■ Website and app data records:
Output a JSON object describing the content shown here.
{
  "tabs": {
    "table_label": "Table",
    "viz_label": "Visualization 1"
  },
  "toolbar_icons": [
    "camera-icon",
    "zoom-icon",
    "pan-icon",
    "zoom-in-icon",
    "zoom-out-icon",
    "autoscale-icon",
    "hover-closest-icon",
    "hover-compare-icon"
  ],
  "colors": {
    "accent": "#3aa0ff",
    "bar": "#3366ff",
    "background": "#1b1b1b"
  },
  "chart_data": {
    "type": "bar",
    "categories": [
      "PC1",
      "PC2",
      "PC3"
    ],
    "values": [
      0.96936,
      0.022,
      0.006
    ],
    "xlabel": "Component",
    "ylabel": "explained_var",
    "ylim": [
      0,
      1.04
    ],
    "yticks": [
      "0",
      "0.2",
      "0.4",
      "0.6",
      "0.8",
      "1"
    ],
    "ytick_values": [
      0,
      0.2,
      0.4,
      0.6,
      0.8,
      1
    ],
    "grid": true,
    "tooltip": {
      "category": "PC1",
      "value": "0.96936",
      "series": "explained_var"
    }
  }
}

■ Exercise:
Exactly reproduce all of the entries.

■ Answer area:
Output a JSON object describing the content shown here.
{
  "tabs": {
    "table_label": "Table",
    "viz_label": "Visualization 1"
  },
  "toolbar_icons": [
    "camera-icon",
    "zoom-icon",
    "pan-icon",
    "zoom-in-icon",
    "zoom-out-icon",
    "autoscale-icon",
    "hover-closest-icon",
    "hover-compare-icon"
  ],
  "colors": {
    "accent": "#3aa0ff",
    "bar": "#3366ff",
    "background": "#1b1b1b"
  },
  "chart_data": {
    "type": "bar",
    "categories": [
      "PC1",
      "PC2",
      "PC3"
    ],
    "values": [
      0.96936,
      0.022,
      0.006
    ],
    "xlabel": "Component",
    "ylabel": "explained_var",
    "ylim": [
      0,
      1.04
    ],
    "yticks": [
      "0",
      "0.2",
      "0.4",
      "0.6",
      "0.8",
      "1"
    ],
    "ytick_values": [
      0,
      0.2,
      0.4,
      0.6,
      0.8,
      1
    ],
    "grid": true,
    "tooltip": {
      "category": "PC1",
      "value": "0.96936",
      "series": "explained_var"
    }
  }
}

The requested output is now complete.